I survived the dreaded Dinner Party, and thought I'd report back on how it went. It probably would have gone a lot better if I'd had annegb telling me what to say through an earpiece.
I try to be friendly in social situations, but it doesn't mask the fact that I am very socially awkward around people I don't know. Once you get to know me, you'll find out that I never shut up, but when I am meeting people I am very reserved and shy.
There were only about 14 people total at the party, which was held at the house of a very senior (and very important) partner. He was a dead ringer for Arvin Sloane from Alias, so I'll call him Sloane. The first problem (during the meet and mingle part of the dinner) was that they didn't have any non-alcoholic beverages. Now, I don't believe in the Word of Wisdom, but I've never had any alcohol for a variety of complicated reasons. I wasn't going to have my first glass of wine at some stuffy dinner party. So I was the only schmo standing around without a glass. It took great amounts of self-control to keep from fiddling with the cuffs of my suit coat. It helped that everyone at the party was very nice, but it's hard socializing with people my parents' age.
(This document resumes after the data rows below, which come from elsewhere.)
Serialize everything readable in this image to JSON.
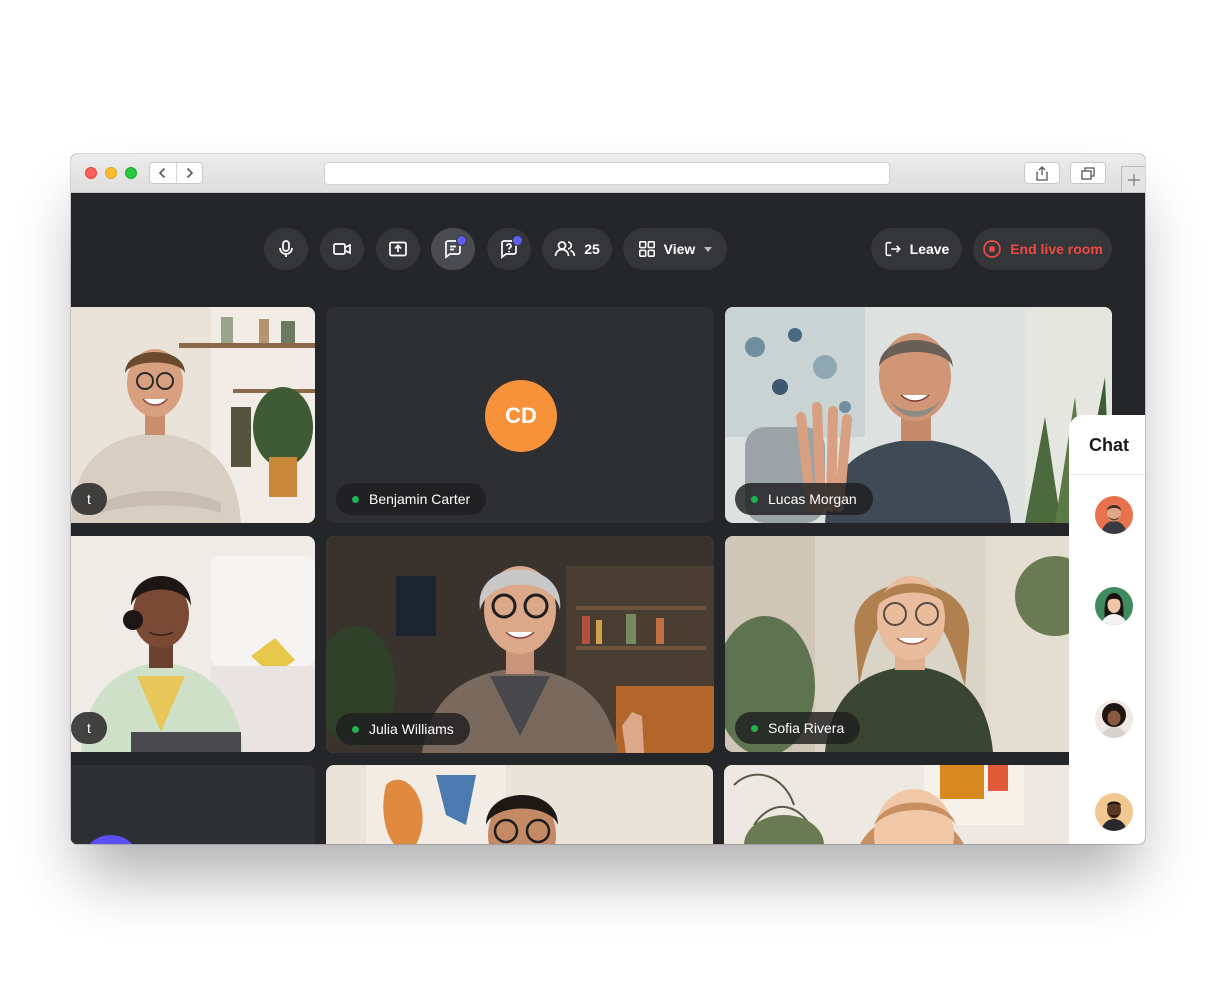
{
  "toolbar": {
    "participants_count": "25",
    "view_label": "View",
    "leave_label": "Leave",
    "end_label": "End live room"
  },
  "tiles": [
    {
      "name": "t"
    },
    {
      "name": "Benjamin Carter",
      "initials": "CD"
    },
    {
      "name": "Lucas Morgan"
    },
    {
      "name": "t"
    },
    {
      "name": "Julia Williams"
    },
    {
      "name": "Sofia Rivera"
    }
  ],
  "chat": {
    "title": "Chat"
  },
  "colors": {
    "accent": "#5b5ff5",
    "speaking": "#4fd48a",
    "end": "#ef4a41",
    "initials_bg": "#f7913a",
    "live": "#1fb24f"
  }
}
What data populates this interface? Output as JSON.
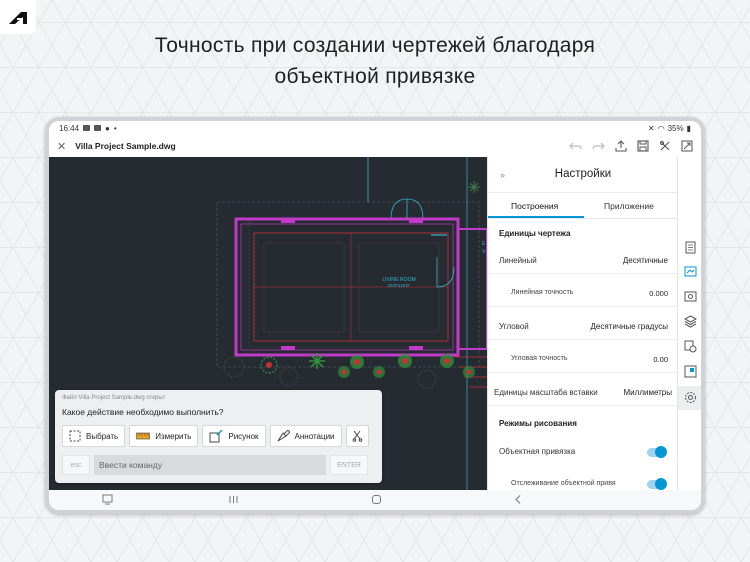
{
  "headline": {
    "line1": "Точность при создании чертежей благодаря",
    "line2": "объектной привязке"
  },
  "status_bar": {
    "time": "16:44",
    "battery": "35%"
  },
  "app_bar": {
    "close_icon": "close-icon",
    "file_title": "Villa Project Sample.dwg"
  },
  "drawing": {
    "room_name": "LIVING ROOM",
    "room_size": "25'0\"x15'0\"",
    "partial_label_1": "E",
    "partial_label_2": "V"
  },
  "command_panel": {
    "file_opened": "Файл Villa Project Sample.dwg открыт",
    "question": "Какое действие необходимо выполнить?",
    "actions": [
      {
        "label": "Выбрать",
        "icon": "select-icon"
      },
      {
        "label": "Измерить",
        "icon": "measure-icon"
      },
      {
        "label": "Рисунок",
        "icon": "draw-icon"
      },
      {
        "label": "Аннотации",
        "icon": "annotate-icon"
      }
    ],
    "esc_label": "esc",
    "input_placeholder": "Ввести команду",
    "enter_label": "ENTER"
  },
  "settings": {
    "title": "Настройки",
    "tabs": [
      "Построения",
      "Приложение"
    ],
    "active_tab": "Построения",
    "units_section": "Единицы чертежа",
    "linear_label": "Линейный",
    "linear_value": "Десятичные",
    "linear_precision_label": "Линейная точность",
    "linear_precision_value": "0.000",
    "angular_label": "Угловой",
    "angular_value": "Десятичные градусы",
    "angular_precision_label": "Угловая точность",
    "angular_precision_value": "0.00",
    "insert_units_label": "Единицы масштаба вставки",
    "insert_units_value": "Миллиметры",
    "draw_modes_section": "Режимы рисования",
    "object_snap_label": "Объектная привязка",
    "object_snap_on": true,
    "snap_tracking_label": "Отслеживание объектной привя",
    "snap_tracking_on": true
  },
  "colors": {
    "accent": "#0696d7",
    "canvas": "#262b32",
    "wall": "#c23ac8",
    "cyan_line": "#2fb8d2",
    "red_line": "#c83232",
    "plant": "#2f8f3a"
  }
}
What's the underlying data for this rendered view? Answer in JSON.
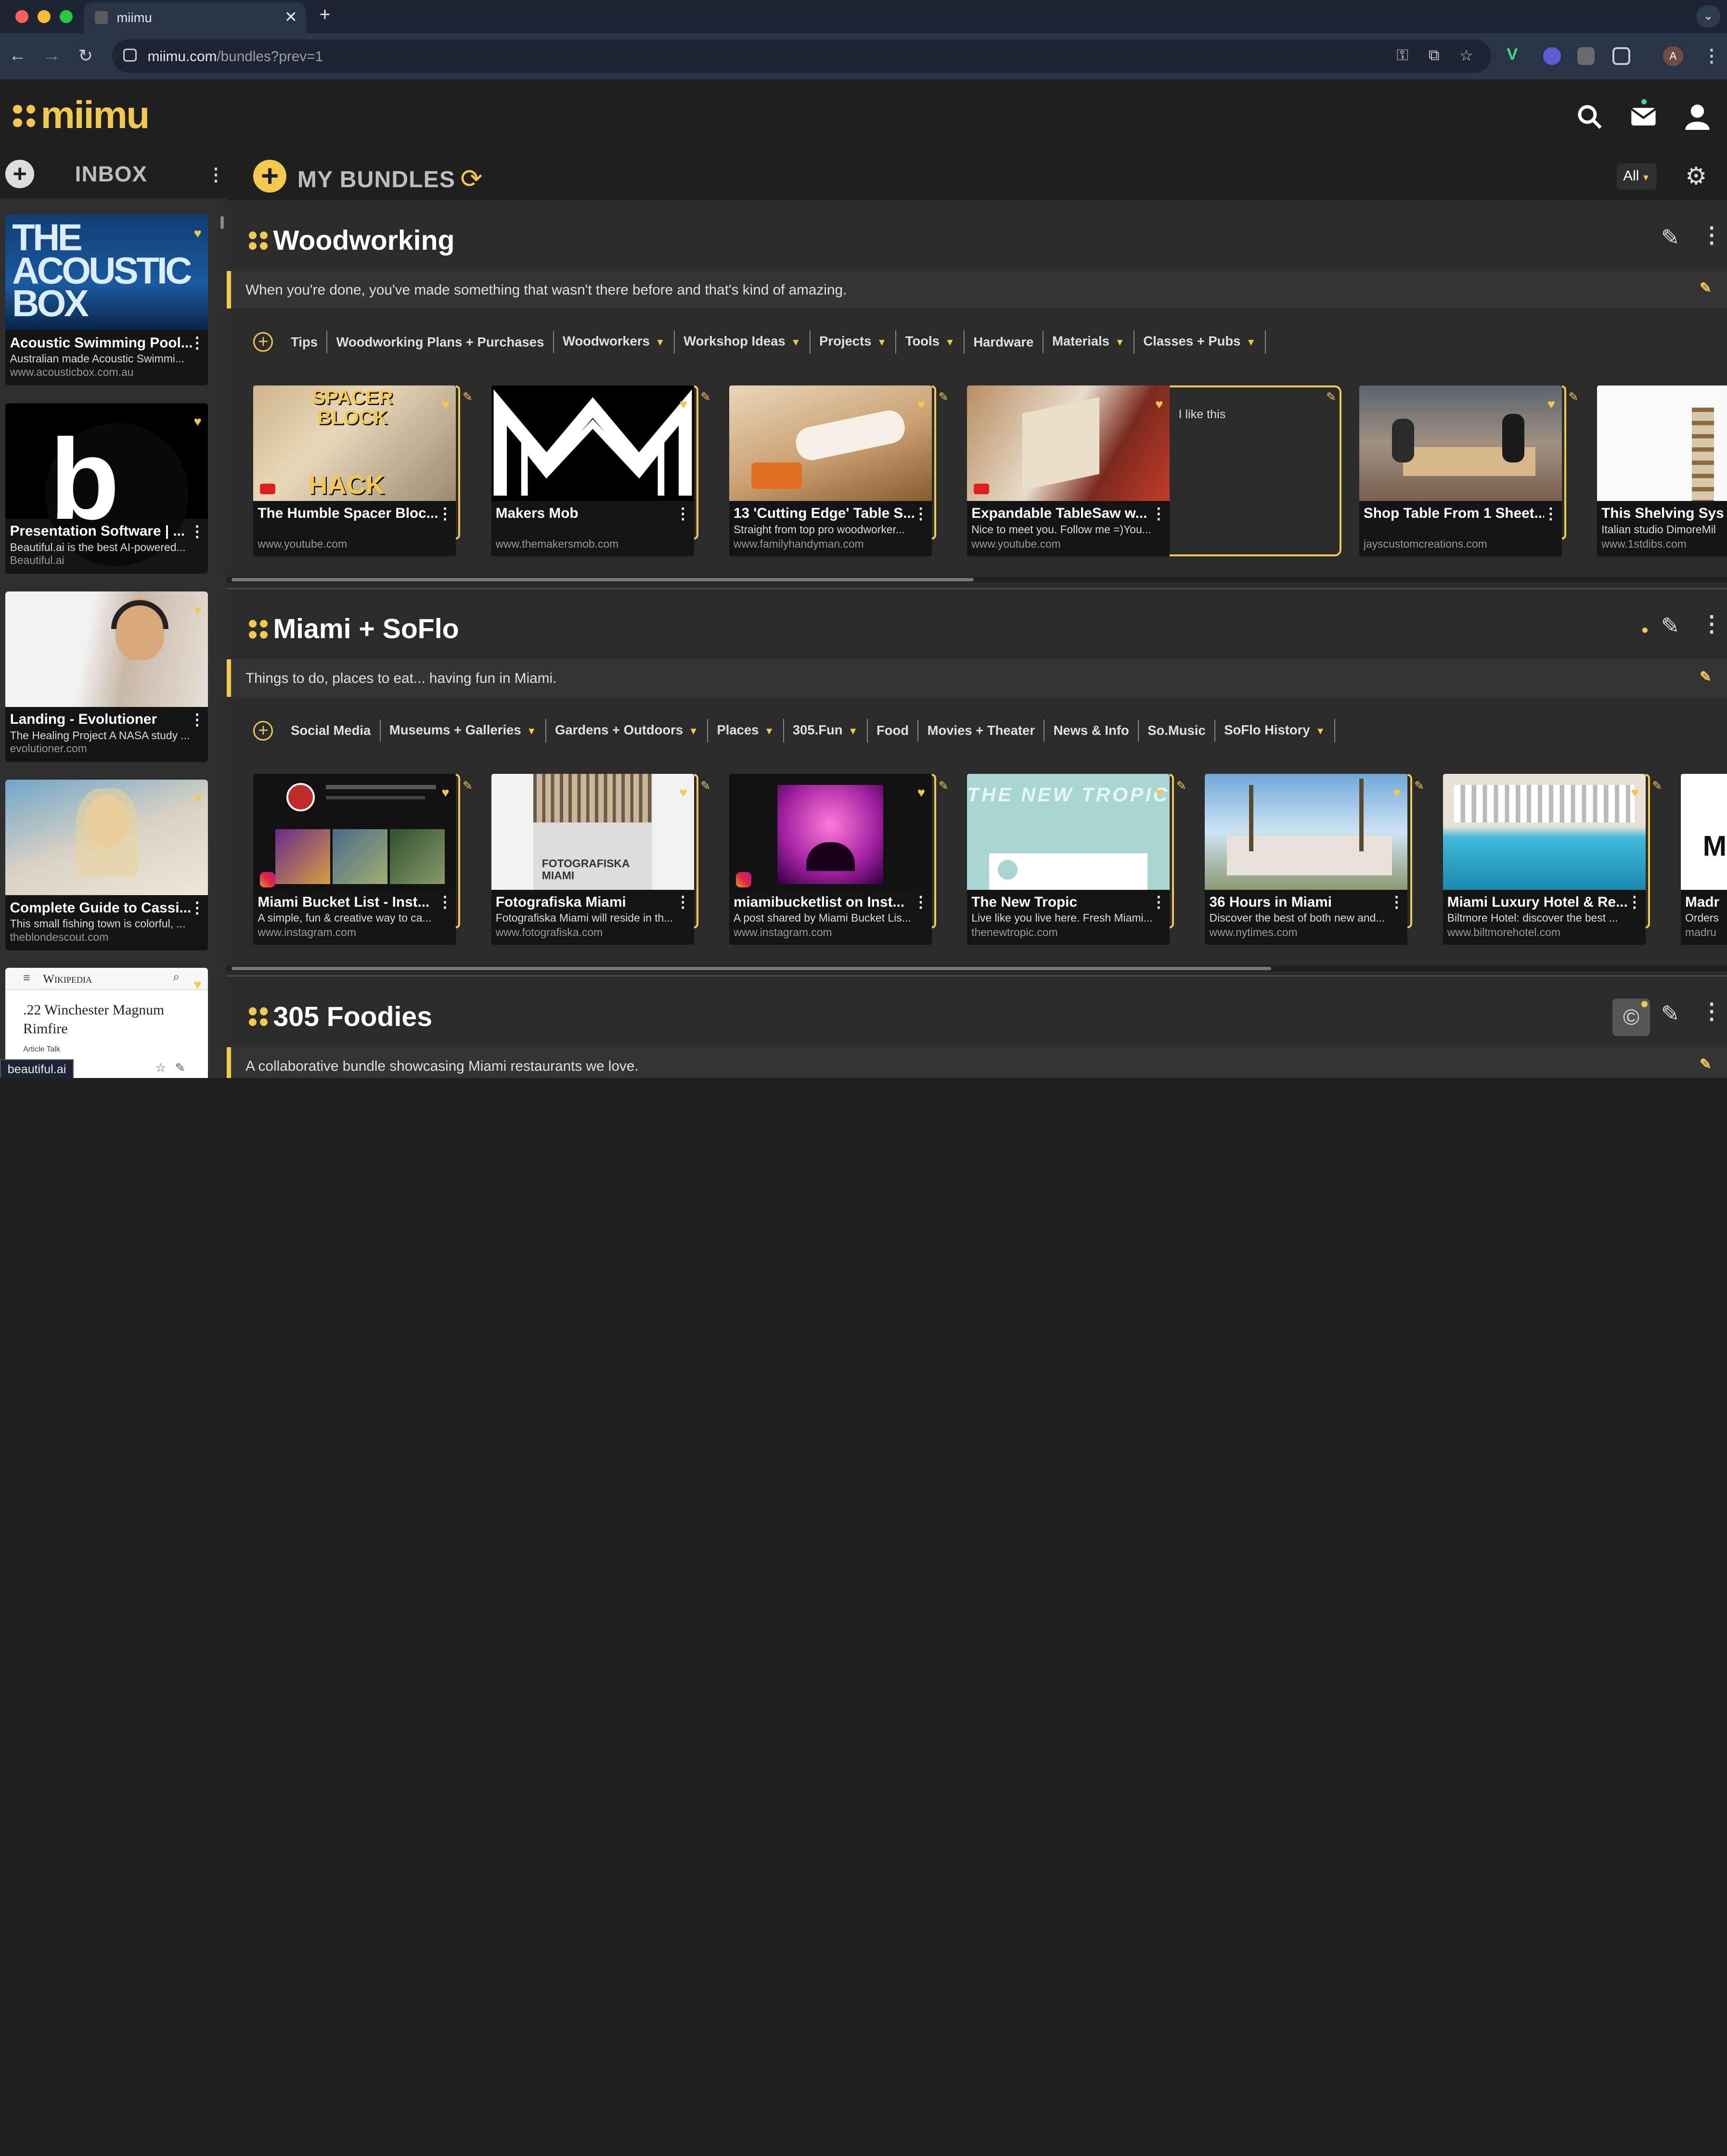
{
  "browser": {
    "tab_title": "miimu",
    "url_host": "miimu.com",
    "url_path": "/bundles?prev=1",
    "profile_initial": "A",
    "status_url": "beautiful.ai"
  },
  "app": {
    "logo": "miimu"
  },
  "sidebar": {
    "title": "INBOX",
    "cards": [
      {
        "title": "Acoustic Swimming Pool...",
        "desc": "Australian made Acoustic Swimmi...",
        "url": "www.acousticbox.com.au",
        "img_text": "THE ACOUSTIC BOX"
      },
      {
        "title": "Presentation Software | ...",
        "desc": "Beautiful.ai is the best AI-powered...",
        "url": "Beautiful.ai",
        "img_text": "b"
      },
      {
        "title": "Landing - Evolutioner",
        "desc": "The Healing Project A NASA study ...",
        "url": "evolutioner.com"
      },
      {
        "title": "Complete Guide to Cassi...",
        "desc": "This small fishing town is colorful, ...",
        "url": "theblondescout.com"
      },
      {
        "title": ".22 Winchester Magnum Rimfire",
        "brand": "Wikipedia",
        "tabs": "Article   Talk"
      }
    ]
  },
  "main": {
    "title": "MY BUNDLES",
    "filter": "All"
  },
  "bundles": [
    {
      "title": "Woodworking",
      "desc": "When you're done, you've made something that wasn't there before and that's kind of amazing.",
      "categories": [
        {
          "label": "Tips",
          "drop": false
        },
        {
          "label": "Woodworking Plans + Purchases",
          "drop": false
        },
        {
          "label": "Woodworkers",
          "drop": true
        },
        {
          "label": "Workshop Ideas",
          "drop": true
        },
        {
          "label": "Projects",
          "drop": true
        },
        {
          "label": "Tools",
          "drop": true
        },
        {
          "label": "Hardware",
          "drop": false
        },
        {
          "label": "Materials",
          "drop": true
        },
        {
          "label": "Classes + Pubs",
          "drop": true
        }
      ],
      "cards": [
        {
          "title": "The Humble Spacer Bloc...",
          "desc": "",
          "url": "www.youtube.com",
          "img_text_1": "SPACER BLOCK",
          "img_text_2": "HACK"
        },
        {
          "title": "Makers Mob",
          "desc": "",
          "url": "www.themakersmob.com"
        },
        {
          "title": "13 'Cutting Edge' Table S...",
          "desc": "Straight from top pro woodworker...",
          "url": "www.familyhandyman.com"
        },
        {
          "title": "Expandable TableSaw w...",
          "desc": "Nice to meet you. Follow me =)You...",
          "url": "www.youtube.com",
          "note": "I like this"
        },
        {
          "title": "Shop Table From 1 Sheet...",
          "desc": "",
          "url": "jayscustomcreations.com"
        },
        {
          "title": "This Shelving Sys",
          "desc": "Italian studio DimoreMil",
          "url": "www.1stdibs.com"
        }
      ]
    },
    {
      "title": "Miami + SoFlo",
      "desc": "Things to do, places to eat... having fun in Miami.",
      "categories": [
        {
          "label": "Social Media",
          "drop": false
        },
        {
          "label": "Museums + Galleries",
          "drop": true
        },
        {
          "label": "Gardens + Outdoors",
          "drop": true
        },
        {
          "label": "Places",
          "drop": true
        },
        {
          "label": "305.Fun",
          "drop": true
        },
        {
          "label": "Food",
          "drop": false
        },
        {
          "label": "Movies + Theater",
          "drop": false
        },
        {
          "label": "News & Info",
          "drop": false
        },
        {
          "label": "So.Music",
          "drop": false
        },
        {
          "label": "SoFlo History",
          "drop": true
        }
      ],
      "cards": [
        {
          "title": "Miami Bucket List - Inst...",
          "desc": "A simple, fun & creative way to ca...",
          "url": "www.instagram.com"
        },
        {
          "title": "Fotografiska Miami",
          "desc": "Fotografiska Miami will reside in th...",
          "url": "www.fotografiska.com",
          "img_text": "FOTOGRAFISKA MIAMI"
        },
        {
          "title": "miamibucketlist on Inst...",
          "desc": "A post shared by Miami Bucket Lis...",
          "url": "www.instagram.com"
        },
        {
          "title": "The New Tropic",
          "desc": "Live like you live here. Fresh Miami...",
          "url": "thenewtropic.com",
          "img_text": "THE NEW TROPIC"
        },
        {
          "title": "36 Hours in Miami",
          "desc": "Discover the best of both new and...",
          "url": "www.nytimes.com"
        },
        {
          "title": "Miami Luxury Hotel & Re...",
          "desc": "Biltmore Hotel: discover the best ...",
          "url": "www.biltmorehotel.com"
        },
        {
          "title": "Madr",
          "desc": "Orders",
          "url": "madru"
        }
      ]
    },
    {
      "title": "305 Foodies",
      "desc": "A collaborative bundle showcasing Miami restaurants we love."
    }
  ],
  "colors": {
    "accent": "#f2c94c",
    "bg": "#2b2b2b",
    "header": "#1f1f1f"
  }
}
We just don't have that much in common.
When the mingling part was finally over, we were invited to find our names on the dinner table and sit down. I found mine, but Maude kept walking until she was on the opposite side of the room. They had split everyone up, and inexplicably sat me next to Arvin Sloane, and Maude next to his wife on the far side of the room. He spent most of his time talking to the associate seated on the other side of him (I'll call her Sidney), and I didn't say much.
After a while, the conversation between Sloane and Sidney turned to books, which is one of the few topics I know a lot about, but they mostly talked about books I haven't read, like The Da Vinci Code. I mean, I know it took three years to come out in paperback for a reason, but I didn't realize that Maude and I are the last two people on Earth who haven't read it. Sloane said he wasn't a big reader, but that he did enjoy the Harry Potter books. The woman on the other side of me asked him if they would be appropriate for her six-year-old. He said they probably weren't inappropriate but they got darker. I brilliantly commented that they were good for kids because they started out slowly, and gradually became longer and more complex.
Ned: "I mean, the first one is only 150 pages and the last one is about 800 pages long."
Sloane: "No, it's not 150 pages. It's not that short."
What can I say? He was right. I was exaggerating. A socially-skilled person would said something, anything, to move the conversation along. Me? I shoveled some more steak into my mouth and waited for the conversation to move on. (Full disclosure: I've only read the first 3 and a half Harry Potter books. Maude's a big fan. The first two: meh. The third one wasn't bad.)
I didn't really mind going to the dinner, I just hated letting Maude down. I mean, these events are mostly just for networking and getting to know people at the firm. Maude is a great lawyer (especially for a first-year) but I'm not exactly helping getting her name out there with my awkwardness. I mean, what is Sloane going to remember from the dinner? Probably nothing, but he may remember that he had a nice conversation with the associate sitting on the other side of him. The whole evening would have been perfectly fine if Maude and I had been able to switch seats.
In retrospect, it probably would have been better if I'd told the knock-knock jokes.
Finally, on an unrelated note, I'd like to thank my guest-blogger M for his coding prowess and getting my picture back on the front page of the blog. M, you are appreciated. As well as a very cool song by the Cure.